Failing to Hire U.S. Workers? Underpaying Temporary Workers? Violating theH-2B Temporary Visa Program Will Cost You More than Your Reputation!

A Connecticut based landscaping firm was recently fined by the US Department of Labor (DOL) (Press Release ).  The company will pay $280,000 in back wages to 80 workers and nine job applicants and $20,000 in civil money penalties.

According to Michelle Garvey, Wage and Hour Division's district director in Hartford, their investigation “found that Ultimate Services Professional Grounds Management's failure to adhere to federal law harmed domestic workers and temporary workers by denying job opportunities for some and denying proper pay for all." Ultimately, the company failed to comply with H-2B temporary visa program provisions during the 2011 – 2012 hiring seasons by not employing most of the U.S. workers listed as "hired" on its recruitment records and underpaying temporary foreign workers.  The company signed consent findings approved by the DOL’s Office of Administrative Law Judges and agreed to actively engage in enhanced recruitment of U.S. workers.

The H-2B program is one of several options available through the U.S. Citizenship and Immigration Services for guest workers.  To qualify for H-2B nonimmigrant classification, the petitioner must establish that:

  • There are not enough U.S. workers who are able, willing, qualified, and available to do the temporary work.
  • The employment of H-2B workers will not adversely affect the wages and working conditions of similarly employed U.S. workers.
  • Its need for the prospective worker’s services or labor is temporary, non-agricultural services on a one-time, seasonal or intermittent basis.
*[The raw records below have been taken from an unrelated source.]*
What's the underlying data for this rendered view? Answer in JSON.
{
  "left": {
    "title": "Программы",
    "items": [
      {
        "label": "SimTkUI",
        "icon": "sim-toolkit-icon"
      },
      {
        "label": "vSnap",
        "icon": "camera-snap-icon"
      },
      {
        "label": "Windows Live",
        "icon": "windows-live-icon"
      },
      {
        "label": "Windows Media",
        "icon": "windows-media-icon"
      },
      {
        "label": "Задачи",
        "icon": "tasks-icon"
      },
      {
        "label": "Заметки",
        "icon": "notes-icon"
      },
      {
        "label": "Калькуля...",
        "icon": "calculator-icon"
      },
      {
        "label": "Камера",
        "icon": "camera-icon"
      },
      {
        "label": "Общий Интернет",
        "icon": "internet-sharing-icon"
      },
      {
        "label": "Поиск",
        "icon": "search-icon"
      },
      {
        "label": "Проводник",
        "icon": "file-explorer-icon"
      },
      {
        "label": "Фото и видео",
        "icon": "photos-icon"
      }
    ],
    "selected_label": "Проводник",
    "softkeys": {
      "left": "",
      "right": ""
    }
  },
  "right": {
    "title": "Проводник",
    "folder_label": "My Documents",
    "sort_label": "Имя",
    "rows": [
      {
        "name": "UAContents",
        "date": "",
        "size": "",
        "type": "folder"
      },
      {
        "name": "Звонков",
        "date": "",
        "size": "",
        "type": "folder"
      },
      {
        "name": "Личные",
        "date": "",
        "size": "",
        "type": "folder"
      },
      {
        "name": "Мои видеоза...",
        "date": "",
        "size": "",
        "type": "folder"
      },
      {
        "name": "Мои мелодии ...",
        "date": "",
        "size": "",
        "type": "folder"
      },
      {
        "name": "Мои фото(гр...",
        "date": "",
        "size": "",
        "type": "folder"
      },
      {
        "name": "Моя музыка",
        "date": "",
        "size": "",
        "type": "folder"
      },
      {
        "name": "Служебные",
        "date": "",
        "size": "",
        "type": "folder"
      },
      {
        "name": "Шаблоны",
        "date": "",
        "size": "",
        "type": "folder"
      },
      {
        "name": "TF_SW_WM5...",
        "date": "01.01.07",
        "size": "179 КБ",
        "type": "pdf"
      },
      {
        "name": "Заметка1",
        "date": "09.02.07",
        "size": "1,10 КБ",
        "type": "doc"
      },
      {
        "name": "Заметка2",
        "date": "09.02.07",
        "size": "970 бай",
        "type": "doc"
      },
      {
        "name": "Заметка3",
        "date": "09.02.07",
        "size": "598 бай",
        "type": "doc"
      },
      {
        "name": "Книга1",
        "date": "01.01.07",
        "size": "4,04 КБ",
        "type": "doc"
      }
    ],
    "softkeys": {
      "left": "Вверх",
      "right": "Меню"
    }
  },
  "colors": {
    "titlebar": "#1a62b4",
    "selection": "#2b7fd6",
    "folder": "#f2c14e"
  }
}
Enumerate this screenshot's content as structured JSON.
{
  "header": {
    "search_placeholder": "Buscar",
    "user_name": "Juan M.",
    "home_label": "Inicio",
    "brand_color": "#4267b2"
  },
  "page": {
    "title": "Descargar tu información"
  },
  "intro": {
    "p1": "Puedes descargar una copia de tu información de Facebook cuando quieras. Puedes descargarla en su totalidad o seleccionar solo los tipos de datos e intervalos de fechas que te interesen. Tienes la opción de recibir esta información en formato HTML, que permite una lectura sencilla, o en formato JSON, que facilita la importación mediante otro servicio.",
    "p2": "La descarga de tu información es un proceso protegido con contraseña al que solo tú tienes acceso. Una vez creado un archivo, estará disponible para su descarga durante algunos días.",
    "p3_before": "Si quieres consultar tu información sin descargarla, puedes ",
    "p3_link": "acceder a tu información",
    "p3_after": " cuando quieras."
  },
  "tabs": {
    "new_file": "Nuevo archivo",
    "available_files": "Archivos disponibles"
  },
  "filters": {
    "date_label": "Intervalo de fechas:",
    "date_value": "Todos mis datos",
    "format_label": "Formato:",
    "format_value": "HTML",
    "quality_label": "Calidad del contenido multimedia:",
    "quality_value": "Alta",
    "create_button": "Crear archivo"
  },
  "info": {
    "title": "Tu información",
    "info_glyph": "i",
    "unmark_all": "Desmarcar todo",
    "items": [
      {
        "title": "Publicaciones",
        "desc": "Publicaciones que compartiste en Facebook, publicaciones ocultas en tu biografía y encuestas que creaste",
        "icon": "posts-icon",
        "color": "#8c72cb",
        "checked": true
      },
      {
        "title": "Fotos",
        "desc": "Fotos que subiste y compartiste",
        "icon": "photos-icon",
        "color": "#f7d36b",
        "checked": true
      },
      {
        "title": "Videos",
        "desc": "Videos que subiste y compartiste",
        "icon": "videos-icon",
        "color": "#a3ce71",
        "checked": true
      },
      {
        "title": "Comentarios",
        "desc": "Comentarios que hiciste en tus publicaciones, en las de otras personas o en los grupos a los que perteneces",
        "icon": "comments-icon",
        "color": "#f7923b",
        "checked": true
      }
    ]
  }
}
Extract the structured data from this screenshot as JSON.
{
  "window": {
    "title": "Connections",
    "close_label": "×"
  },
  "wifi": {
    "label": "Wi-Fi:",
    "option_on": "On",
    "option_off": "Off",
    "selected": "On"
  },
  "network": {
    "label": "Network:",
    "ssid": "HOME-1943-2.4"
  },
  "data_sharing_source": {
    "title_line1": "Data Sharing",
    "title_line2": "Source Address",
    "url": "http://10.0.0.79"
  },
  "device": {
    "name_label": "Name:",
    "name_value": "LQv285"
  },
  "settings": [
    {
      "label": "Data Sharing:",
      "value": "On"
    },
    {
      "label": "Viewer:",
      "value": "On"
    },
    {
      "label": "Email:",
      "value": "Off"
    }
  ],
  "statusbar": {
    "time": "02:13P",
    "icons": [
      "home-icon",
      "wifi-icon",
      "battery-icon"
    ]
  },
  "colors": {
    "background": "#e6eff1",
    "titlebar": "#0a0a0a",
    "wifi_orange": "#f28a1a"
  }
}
The H-2B program employees are not provided housing.  The set limit on the number of aliens who may receive H-2B visa status during each government fiscal year is capped at 66,000 workers.

Fiscal Year 2014 H-2B Cap Count

On March 14, 2014, USCIS received a sufficient number of petitions to reach the congressionally mandated H-2B cap for the first half of Fiscal Year (FY) 2014. March 14, 2014 was the final receipt date for new H-2B worker petitions requesting an employment start date before April 1, 2014. The final receipt date is when we have received enough cap-subject petitions to reach the limit of 33,000 H-2B workers for the first half of FY 2014. This means that there are no longer any spots available from the first half of FY 2014 to carry over to the second half of FY 2014.

Simply put, visa fraud negatively impacts the fight against illegal immigration in our nation.  It also creates vulnerabilities in today's marketplace for undocumented workers.  Let an experienced IBLF immigration attorney help educate you about the responsible ways to hire authorized workers: (202) 296-1111, Toll Free (800) 844 - IBLF (800 - 844 - 4253) or